- [Required action]:
Lines with "object": please show every one of them from the listing below.

- [Provided records]:
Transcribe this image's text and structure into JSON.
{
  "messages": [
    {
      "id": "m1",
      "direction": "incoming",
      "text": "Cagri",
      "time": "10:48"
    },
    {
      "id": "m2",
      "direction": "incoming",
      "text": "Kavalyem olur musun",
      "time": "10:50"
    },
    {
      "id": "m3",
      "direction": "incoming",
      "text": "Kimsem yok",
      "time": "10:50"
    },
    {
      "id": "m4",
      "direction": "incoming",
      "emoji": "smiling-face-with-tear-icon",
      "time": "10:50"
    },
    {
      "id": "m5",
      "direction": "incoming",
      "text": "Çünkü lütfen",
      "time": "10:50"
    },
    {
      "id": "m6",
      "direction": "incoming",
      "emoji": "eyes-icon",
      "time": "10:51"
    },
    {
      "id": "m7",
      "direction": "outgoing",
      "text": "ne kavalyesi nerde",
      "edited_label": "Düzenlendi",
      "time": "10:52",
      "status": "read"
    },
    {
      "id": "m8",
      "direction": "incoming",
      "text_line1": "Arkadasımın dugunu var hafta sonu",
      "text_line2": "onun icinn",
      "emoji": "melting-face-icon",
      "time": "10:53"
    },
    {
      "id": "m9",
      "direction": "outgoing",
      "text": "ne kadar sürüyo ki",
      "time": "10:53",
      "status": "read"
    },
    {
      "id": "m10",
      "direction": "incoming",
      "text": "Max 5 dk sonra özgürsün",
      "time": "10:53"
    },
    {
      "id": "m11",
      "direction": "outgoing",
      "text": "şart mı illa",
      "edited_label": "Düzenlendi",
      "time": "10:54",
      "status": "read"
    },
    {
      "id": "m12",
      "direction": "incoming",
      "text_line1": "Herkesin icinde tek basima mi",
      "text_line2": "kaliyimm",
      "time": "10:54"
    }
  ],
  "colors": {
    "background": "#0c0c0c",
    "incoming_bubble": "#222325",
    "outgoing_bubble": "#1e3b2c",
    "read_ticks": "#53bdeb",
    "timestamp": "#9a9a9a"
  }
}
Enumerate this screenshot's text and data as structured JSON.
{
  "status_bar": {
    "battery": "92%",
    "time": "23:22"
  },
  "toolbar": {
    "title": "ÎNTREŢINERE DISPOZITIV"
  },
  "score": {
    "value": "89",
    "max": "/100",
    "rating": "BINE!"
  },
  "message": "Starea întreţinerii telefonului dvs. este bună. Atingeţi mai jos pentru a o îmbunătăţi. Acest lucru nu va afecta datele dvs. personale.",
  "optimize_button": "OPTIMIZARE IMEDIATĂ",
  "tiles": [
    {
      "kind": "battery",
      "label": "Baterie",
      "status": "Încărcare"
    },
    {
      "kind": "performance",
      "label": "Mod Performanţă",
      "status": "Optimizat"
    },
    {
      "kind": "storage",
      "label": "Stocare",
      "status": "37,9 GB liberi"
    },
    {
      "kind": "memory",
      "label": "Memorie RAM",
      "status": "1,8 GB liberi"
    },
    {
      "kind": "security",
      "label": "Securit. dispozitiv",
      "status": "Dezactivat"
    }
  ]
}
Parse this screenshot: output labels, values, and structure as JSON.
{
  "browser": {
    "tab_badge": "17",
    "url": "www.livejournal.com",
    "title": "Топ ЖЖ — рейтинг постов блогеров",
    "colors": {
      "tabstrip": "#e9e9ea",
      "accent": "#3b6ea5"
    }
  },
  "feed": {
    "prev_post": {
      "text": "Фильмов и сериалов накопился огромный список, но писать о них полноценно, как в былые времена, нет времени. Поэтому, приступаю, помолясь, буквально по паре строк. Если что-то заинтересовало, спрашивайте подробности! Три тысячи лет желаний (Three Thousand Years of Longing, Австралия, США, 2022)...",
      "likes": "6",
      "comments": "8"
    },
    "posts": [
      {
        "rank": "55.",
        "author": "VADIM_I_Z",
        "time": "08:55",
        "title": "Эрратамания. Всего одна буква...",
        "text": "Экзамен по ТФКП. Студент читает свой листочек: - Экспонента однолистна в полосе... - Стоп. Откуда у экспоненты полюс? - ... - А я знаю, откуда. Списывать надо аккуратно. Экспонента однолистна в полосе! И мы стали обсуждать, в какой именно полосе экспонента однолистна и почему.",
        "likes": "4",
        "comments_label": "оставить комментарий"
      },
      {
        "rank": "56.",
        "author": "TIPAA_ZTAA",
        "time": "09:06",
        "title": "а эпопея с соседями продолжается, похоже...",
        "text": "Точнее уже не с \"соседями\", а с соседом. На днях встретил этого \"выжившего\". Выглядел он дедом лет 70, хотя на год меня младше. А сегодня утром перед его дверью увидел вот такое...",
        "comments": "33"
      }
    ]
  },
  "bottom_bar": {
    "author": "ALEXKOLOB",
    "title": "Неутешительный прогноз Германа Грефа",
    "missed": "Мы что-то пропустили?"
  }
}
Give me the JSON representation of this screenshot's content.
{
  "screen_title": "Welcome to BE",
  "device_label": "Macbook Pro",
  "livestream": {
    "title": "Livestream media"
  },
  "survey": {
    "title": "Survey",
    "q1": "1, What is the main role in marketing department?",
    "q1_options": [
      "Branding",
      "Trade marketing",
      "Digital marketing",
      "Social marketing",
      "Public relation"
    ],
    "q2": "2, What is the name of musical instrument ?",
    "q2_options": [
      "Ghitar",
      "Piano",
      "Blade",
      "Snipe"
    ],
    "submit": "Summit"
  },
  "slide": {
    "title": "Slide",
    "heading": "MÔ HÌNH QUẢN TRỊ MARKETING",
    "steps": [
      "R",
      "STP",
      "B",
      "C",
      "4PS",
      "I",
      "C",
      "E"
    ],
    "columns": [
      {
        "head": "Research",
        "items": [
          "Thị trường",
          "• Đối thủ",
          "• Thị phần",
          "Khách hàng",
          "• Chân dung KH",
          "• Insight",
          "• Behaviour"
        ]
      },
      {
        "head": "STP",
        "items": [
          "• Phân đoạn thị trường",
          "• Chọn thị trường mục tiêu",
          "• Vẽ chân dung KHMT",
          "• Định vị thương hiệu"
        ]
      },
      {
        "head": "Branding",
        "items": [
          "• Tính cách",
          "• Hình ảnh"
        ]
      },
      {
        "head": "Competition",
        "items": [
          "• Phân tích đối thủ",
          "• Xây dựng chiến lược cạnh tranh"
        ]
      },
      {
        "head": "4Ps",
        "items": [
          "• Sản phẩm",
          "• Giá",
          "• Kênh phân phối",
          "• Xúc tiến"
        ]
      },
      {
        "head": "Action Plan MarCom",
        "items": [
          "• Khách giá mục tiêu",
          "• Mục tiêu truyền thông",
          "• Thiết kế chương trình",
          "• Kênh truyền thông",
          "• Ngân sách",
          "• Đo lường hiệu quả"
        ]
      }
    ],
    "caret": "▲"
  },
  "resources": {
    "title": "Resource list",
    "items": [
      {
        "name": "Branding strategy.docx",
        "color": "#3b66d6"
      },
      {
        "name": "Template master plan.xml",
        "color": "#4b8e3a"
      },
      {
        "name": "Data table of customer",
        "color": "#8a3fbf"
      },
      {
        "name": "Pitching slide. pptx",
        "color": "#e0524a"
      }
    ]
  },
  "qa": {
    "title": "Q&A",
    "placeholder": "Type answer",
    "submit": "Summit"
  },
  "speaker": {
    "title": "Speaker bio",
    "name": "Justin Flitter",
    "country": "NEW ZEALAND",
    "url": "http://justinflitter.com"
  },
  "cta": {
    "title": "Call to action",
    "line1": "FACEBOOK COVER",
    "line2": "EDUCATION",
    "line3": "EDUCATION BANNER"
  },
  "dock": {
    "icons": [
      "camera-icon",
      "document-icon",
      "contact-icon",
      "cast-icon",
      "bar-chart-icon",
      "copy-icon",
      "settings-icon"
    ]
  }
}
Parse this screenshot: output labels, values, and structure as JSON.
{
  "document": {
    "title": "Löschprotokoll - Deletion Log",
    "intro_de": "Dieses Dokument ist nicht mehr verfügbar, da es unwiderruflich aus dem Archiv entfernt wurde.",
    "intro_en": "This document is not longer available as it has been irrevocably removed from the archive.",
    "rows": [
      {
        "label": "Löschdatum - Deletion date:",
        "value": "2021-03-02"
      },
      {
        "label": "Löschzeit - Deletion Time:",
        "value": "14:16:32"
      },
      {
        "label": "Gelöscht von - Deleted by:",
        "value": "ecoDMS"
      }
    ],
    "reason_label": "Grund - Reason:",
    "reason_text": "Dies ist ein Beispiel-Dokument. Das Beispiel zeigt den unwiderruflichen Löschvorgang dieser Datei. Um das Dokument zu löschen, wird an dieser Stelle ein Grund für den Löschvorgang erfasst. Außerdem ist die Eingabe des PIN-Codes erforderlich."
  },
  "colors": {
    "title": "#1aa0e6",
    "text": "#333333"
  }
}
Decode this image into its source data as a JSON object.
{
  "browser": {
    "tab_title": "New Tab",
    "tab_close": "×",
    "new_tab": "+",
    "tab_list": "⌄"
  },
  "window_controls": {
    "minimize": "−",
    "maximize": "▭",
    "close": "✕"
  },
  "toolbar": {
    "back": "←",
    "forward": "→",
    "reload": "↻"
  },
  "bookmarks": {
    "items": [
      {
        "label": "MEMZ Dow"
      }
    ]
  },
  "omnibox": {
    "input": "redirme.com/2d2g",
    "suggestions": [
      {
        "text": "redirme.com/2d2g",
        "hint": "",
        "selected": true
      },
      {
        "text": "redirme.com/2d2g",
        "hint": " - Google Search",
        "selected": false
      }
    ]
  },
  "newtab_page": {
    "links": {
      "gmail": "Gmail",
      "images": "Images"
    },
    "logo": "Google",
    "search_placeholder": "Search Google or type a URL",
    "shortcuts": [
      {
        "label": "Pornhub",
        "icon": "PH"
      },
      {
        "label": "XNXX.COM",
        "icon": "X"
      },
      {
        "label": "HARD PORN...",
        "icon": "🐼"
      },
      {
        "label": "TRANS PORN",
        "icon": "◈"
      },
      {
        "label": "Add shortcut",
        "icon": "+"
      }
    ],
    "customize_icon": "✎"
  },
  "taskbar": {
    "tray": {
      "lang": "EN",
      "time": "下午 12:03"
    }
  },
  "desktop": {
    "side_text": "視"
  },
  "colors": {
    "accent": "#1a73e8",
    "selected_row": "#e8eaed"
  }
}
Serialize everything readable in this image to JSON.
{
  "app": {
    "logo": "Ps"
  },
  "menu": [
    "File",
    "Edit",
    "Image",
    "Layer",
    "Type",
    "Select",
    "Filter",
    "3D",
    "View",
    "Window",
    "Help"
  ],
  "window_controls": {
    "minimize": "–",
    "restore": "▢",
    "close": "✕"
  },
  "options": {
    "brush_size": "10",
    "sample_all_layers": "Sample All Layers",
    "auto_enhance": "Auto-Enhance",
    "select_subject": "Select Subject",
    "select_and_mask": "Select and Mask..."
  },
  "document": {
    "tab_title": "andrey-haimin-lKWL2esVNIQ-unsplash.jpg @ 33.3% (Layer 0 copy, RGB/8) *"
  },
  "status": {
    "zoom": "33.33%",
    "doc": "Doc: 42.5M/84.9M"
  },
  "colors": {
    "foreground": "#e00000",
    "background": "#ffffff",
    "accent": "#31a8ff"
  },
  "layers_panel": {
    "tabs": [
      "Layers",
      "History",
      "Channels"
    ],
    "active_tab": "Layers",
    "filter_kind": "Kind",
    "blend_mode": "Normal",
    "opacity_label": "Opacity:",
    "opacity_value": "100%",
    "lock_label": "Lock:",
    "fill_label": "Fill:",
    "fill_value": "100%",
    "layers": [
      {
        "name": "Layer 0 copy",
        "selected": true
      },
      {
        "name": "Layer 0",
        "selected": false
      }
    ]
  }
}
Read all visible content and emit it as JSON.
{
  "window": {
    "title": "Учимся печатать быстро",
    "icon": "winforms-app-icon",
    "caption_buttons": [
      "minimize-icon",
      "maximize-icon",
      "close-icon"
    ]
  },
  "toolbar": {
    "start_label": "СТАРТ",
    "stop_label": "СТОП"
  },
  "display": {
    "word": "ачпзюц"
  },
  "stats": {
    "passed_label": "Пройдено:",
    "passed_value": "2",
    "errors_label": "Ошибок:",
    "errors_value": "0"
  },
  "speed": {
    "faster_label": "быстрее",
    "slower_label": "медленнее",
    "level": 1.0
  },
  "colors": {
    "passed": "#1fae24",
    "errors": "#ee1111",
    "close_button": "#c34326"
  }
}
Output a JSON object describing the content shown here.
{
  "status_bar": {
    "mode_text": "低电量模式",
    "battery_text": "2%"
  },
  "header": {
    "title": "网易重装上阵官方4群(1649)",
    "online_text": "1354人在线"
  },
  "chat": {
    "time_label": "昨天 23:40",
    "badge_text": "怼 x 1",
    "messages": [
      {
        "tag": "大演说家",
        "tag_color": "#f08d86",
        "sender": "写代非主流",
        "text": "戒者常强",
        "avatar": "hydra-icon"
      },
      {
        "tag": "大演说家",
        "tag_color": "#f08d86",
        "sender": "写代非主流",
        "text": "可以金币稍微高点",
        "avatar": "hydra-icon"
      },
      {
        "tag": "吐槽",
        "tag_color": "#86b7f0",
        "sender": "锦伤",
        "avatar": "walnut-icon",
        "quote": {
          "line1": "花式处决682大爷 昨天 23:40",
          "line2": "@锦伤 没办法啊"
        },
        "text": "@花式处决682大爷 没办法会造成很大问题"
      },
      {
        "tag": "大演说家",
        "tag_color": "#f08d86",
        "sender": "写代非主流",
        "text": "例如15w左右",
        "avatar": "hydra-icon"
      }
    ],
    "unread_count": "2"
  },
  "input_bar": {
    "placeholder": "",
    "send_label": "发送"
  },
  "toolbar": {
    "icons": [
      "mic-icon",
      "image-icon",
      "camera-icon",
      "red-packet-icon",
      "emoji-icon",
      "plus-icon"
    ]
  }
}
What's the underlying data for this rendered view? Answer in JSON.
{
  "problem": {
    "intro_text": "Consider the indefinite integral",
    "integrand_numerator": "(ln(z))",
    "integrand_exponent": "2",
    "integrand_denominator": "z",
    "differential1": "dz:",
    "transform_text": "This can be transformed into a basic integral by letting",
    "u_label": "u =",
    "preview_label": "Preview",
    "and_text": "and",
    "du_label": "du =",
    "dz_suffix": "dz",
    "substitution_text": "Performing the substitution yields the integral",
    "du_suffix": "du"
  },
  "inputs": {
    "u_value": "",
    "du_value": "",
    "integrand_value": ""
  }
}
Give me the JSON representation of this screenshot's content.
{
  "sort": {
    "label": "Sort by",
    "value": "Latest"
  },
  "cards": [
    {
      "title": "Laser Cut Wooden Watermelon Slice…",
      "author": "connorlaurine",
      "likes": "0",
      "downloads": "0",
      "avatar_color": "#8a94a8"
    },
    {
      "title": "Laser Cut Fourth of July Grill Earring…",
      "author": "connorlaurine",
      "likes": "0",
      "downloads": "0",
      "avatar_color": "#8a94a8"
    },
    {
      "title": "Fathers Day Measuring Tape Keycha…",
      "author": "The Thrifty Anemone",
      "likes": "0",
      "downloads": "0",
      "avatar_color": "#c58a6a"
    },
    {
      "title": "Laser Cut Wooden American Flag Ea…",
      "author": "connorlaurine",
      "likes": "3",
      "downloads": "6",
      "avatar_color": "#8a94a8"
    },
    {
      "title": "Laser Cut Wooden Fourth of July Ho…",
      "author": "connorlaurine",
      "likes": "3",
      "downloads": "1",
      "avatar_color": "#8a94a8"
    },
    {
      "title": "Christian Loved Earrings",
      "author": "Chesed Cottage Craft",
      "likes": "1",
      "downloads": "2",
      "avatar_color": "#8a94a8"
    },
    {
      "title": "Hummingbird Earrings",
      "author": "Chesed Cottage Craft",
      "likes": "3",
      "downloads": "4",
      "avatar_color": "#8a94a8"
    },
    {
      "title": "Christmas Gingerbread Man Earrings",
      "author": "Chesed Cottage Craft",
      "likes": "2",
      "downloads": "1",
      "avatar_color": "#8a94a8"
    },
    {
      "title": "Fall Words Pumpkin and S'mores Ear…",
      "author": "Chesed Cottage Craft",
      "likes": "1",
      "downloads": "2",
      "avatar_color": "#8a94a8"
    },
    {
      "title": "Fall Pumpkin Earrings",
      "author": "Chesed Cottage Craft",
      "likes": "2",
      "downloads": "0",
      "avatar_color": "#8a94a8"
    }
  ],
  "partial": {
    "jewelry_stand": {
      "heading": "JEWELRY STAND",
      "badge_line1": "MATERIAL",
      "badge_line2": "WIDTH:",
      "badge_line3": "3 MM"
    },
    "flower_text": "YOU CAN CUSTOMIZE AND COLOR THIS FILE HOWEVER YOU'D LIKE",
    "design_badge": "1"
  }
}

- [Response below]:
Decode this image into its source data as a JSON object.
Output a JSON object describing the content shown here.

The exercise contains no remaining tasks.